→ Material for this exercise:
____
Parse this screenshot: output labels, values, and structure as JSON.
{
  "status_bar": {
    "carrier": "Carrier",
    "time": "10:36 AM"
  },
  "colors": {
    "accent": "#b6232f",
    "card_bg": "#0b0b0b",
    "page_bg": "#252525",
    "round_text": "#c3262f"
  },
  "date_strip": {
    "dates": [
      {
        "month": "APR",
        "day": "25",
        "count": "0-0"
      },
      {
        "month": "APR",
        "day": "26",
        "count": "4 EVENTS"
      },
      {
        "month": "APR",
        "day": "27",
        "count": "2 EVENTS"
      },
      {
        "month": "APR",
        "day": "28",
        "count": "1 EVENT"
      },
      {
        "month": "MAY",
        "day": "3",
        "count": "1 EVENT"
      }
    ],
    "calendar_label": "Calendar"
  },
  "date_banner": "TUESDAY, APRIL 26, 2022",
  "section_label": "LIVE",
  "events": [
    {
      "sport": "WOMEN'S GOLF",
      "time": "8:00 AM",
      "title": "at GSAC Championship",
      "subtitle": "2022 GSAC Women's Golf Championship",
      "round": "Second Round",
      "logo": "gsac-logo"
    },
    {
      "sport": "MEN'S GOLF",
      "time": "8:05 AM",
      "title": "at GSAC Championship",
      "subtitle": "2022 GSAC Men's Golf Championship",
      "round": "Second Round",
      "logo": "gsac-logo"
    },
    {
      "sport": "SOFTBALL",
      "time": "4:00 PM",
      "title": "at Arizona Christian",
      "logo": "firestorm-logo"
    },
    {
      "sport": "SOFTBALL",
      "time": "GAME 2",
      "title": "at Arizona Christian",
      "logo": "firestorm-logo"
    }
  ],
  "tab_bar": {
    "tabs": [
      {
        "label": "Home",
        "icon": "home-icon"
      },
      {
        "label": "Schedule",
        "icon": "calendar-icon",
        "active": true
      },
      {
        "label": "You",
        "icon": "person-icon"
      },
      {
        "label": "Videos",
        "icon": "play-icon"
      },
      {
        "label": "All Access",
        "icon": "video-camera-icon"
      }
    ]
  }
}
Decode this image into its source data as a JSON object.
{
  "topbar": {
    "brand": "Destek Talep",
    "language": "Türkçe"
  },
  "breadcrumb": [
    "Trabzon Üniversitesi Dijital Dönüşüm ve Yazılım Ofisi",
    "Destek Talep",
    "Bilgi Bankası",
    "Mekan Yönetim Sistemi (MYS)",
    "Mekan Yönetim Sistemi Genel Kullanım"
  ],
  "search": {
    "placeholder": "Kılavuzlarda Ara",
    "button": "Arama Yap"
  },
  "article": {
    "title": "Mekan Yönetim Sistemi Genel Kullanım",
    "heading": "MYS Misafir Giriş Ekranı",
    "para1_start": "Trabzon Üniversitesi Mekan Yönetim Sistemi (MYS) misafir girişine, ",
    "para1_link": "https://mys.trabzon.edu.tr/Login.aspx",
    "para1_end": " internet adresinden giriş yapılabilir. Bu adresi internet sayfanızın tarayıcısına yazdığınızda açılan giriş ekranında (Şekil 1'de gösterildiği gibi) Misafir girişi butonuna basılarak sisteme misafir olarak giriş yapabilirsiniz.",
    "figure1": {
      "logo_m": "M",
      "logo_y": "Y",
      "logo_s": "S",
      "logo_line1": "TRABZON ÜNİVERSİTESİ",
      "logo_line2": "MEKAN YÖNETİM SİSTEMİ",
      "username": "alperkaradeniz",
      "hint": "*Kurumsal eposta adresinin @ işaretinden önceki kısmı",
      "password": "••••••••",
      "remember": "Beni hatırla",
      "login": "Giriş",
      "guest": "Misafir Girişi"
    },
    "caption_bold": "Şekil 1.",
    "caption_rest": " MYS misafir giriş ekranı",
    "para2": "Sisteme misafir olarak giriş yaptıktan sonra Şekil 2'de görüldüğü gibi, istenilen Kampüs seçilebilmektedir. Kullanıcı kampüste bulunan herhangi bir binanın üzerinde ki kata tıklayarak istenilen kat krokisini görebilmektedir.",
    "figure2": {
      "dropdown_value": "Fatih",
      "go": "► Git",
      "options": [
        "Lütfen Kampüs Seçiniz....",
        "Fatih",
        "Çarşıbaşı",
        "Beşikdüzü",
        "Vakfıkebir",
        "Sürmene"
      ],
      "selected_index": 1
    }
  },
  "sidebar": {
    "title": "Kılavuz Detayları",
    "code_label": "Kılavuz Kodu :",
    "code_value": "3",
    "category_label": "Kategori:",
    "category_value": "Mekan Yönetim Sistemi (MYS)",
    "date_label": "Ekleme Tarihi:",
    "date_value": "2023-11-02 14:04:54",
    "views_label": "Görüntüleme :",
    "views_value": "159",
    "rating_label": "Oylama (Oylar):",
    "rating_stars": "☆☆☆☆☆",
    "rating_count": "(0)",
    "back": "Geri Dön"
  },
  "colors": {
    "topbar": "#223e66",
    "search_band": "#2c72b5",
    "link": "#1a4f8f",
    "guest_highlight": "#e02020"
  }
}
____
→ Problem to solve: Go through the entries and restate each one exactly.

→ Exercise result:
Parse this screenshot: output labels, values, and structure as JSON.
{
  "status_bar": {
    "carrier": "Carrier",
    "time": "10:36 AM"
  },
  "colors": {
    "accent": "#b6232f",
    "card_bg": "#0b0b0b",
    "page_bg": "#252525",
    "round_text": "#c3262f"
  },
  "date_strip": {
    "dates": [
      {
        "month": "APR",
        "day": "25",
        "count": "0-0"
      },
      {
        "month": "APR",
        "day": "26",
        "count": "4 EVENTS"
      },
      {
        "month": "APR",
        "day": "27",
        "count": "2 EVENTS"
      },
      {
        "month": "APR",
        "day": "28",
        "count": "1 EVENT"
      },
      {
        "month": "MAY",
        "day": "3",
        "count": "1 EVENT"
      }
    ],
    "calendar_label": "Calendar"
  },
  "date_banner": "TUESDAY, APRIL 26, 2022",
  "section_label": "LIVE",
  "events": [
    {
      "sport": "WOMEN'S GOLF",
      "time": "8:00 AM",
      "title": "at GSAC Championship",
      "subtitle": "2022 GSAC Women's Golf Championship",
      "round": "Second Round",
      "logo": "gsac-logo"
    },
    {
      "sport": "MEN'S GOLF",
      "time": "8:05 AM",
      "title": "at GSAC Championship",
      "subtitle": "2022 GSAC Men's Golf Championship",
      "round": "Second Round",
      "logo": "gsac-logo"
    },
    {
      "sport": "SOFTBALL",
      "time": "4:00 PM",
      "title": "at Arizona Christian",
      "logo": "firestorm-logo"
    },
    {
      "sport": "SOFTBALL",
      "time": "GAME 2",
      "title": "at Arizona Christian",
      "logo": "firestorm-logo"
    }
  ],
  "tab_bar": {
    "tabs": [
      {
        "label": "Home",
        "icon": "home-icon"
      },
      {
        "label": "Schedule",
        "icon": "calendar-icon",
        "active": true
      },
      {
        "label": "You",
        "icon": "person-icon"
      },
      {
        "label": "Videos",
        "icon": "play-icon"
      },
      {
        "label": "All Access",
        "icon": "video-camera-icon"
      }
    ]
  }
}
Decode this image into its source data as a JSON object.
{
  "topbar": {
    "brand": "Destek Talep",
    "language": "Türkçe"
  },
  "breadcrumb": [
    "Trabzon Üniversitesi Dijital Dönüşüm ve Yazılım Ofisi",
    "Destek Talep",
    "Bilgi Bankası",
    "Mekan Yönetim Sistemi (MYS)",
    "Mekan Yönetim Sistemi Genel Kullanım"
  ],
  "search": {
    "placeholder": "Kılavuzlarda Ara",
    "button": "Arama Yap"
  },
  "article": {
    "title": "Mekan Yönetim Sistemi Genel Kullanım",
    "heading": "MYS Misafir Giriş Ekranı",
    "para1_start": "Trabzon Üniversitesi Mekan Yönetim Sistemi (MYS) misafir girişine, ",
    "para1_link": "https://mys.trabzon.edu.tr/Login.aspx",
    "para1_end": " internet adresinden giriş yapılabilir. Bu adresi internet sayfanızın tarayıcısına yazdığınızda açılan giriş ekranında (Şekil 1'de gösterildiği gibi) Misafir girişi butonuna basılarak sisteme misafir olarak giriş yapabilirsiniz.",
    "figure1": {
      "logo_m": "M",
      "logo_y": "Y",
      "logo_s": "S",
      "logo_line1": "TRABZON ÜNİVERSİTESİ",
      "logo_line2": "MEKAN YÖNETİM SİSTEMİ",
      "username": "alperkaradeniz",
      "hint": "*Kurumsal eposta adresinin @ işaretinden önceki kısmı",
      "password": "••••••••",
      "remember": "Beni hatırla",
      "login": "Giriş",
      "guest": "Misafir Girişi"
    },
    "caption_bold": "Şekil 1.",
    "caption_rest": " MYS misafir giriş ekranı",
    "para2": "Sisteme misafir olarak giriş yaptıktan sonra Şekil 2'de görüldüğü gibi, istenilen Kampüs seçilebilmektedir. Kullanıcı kampüste bulunan herhangi bir binanın üzerinde ki kata tıklayarak istenilen kat krokisini görebilmektedir.",
    "figure2": {
      "dropdown_value": "Fatih",
      "go": "► Git",
      "options": [
        "Lütfen Kampüs Seçiniz....",
        "Fatih",
        "Çarşıbaşı",
        "Beşikdüzü",
        "Vakfıkebir",
        "Sürmene"
      ],
      "selected_index": 1
    }
  },
  "sidebar": {
    "title": "Kılavuz Detayları",
    "code_label": "Kılavuz Kodu :",
    "code_value": "3",
    "category_label": "Kategori:",
    "category_value": "Mekan Yönetim Sistemi (MYS)",
    "date_label": "Ekleme Tarihi:",
    "date_value": "2023-11-02 14:04:54",
    "views_label": "Görüntüleme :",
    "views_value": "159",
    "rating_label": "Oylama (Oylar):",
    "rating_stars": "☆☆☆☆☆",
    "rating_count": "(0)",
    "back": "Geri Dön"
  },
  "colors": {
    "topbar": "#223e66",
    "search_band": "#2c72b5",
    "link": "#1a4f8f",
    "guest_highlight": "#e02020"
  }
}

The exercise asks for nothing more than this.